which was run by which was run by the National Association for the Advancement of Coloured People. After leaving University, Hughes travelled, first on a freighter to Africa - where the lack of political and economic freedom of the native people disturbed him - and then extensively in Europe before heading back to the USA. On his return he published his first collection, The Weary Blues
, to great acclaim. From 1928-1930 he lived in New York and was a prominent member of the 'Harlem Renaissance', the name given to the flowering of intellectual and cultural activity amongst the black community of New York at the time. As well as poetry, Hughes's prolific output included plays, essays and articles, some of which expressed his admiration for the Soviet Union and socialist principles. This led him to be investigated by the McCarthy Committee during the anti-Communist hysteria of the 1950s and it took a while for him to restore his reputation. However, by the 1960s his services to literature were recognised by the government and he was made a cultural emissary to Europe and Africa for the US State Department. Hughes died in 1967 in New York having lived into the Decade of Protest and seen many of the reforms he'd fought for introduced.

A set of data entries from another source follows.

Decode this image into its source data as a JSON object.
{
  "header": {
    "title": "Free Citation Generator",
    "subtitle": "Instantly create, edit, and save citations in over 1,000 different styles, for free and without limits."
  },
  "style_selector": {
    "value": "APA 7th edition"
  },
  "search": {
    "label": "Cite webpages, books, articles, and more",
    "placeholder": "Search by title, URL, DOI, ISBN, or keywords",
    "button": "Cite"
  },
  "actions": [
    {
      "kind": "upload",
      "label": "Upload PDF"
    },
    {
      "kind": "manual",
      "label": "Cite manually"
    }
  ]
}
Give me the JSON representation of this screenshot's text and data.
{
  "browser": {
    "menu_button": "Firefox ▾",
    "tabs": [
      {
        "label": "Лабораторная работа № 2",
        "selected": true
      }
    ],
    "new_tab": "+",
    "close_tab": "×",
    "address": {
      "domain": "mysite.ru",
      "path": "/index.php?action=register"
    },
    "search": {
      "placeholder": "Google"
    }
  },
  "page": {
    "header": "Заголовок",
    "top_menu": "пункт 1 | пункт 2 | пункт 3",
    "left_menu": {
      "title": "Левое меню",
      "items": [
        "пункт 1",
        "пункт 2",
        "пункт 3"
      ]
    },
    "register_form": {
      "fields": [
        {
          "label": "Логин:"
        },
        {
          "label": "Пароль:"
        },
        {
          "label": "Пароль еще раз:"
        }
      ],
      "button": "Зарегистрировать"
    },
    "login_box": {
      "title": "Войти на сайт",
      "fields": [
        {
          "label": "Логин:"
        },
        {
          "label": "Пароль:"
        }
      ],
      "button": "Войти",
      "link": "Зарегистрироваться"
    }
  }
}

This recording features two of Hughes's best known poems. One of Hughes's poetic innovations was to draw on the rhythms of black musical traditions such as jazz and blues, but in 'The Negro Speaks of Rivers' it's the heritage of Negro spirituals which is recalled by the poem's majestic imagery and sonorous repetitions. Written when Hughes was only seventeen as he travelled by train across the Mississippi, 'The Negro Speaks of Rivers' is a beautiful statement of strength in the history of black people, which Hughes imagines stretching as far back as ancient Egypt and further into Africa and the cradle of civilisation. The poem returns at the end to America in a moment of optimistic alchemy when he sees the "muddy bosom" of the Mississippi "turn all golden in the sunset".
'I, Too' written just before his return to the States from Europe and after he'd been denied passage on a ship because of his colour, has a contemporary feel in contrast to the mythical dimension of 'The Negro Speaks of Rivers'. It is no less powerful however, in its expression of social injustice. The calm clear statements of the 'I' have an unstoppable force like the progress the poem envisages. Hughes's dignified introductions to these poems and his beautiful speaking voice render them all the more moving.
This recording was made in 1955 by the jazz specialist label, Folkways.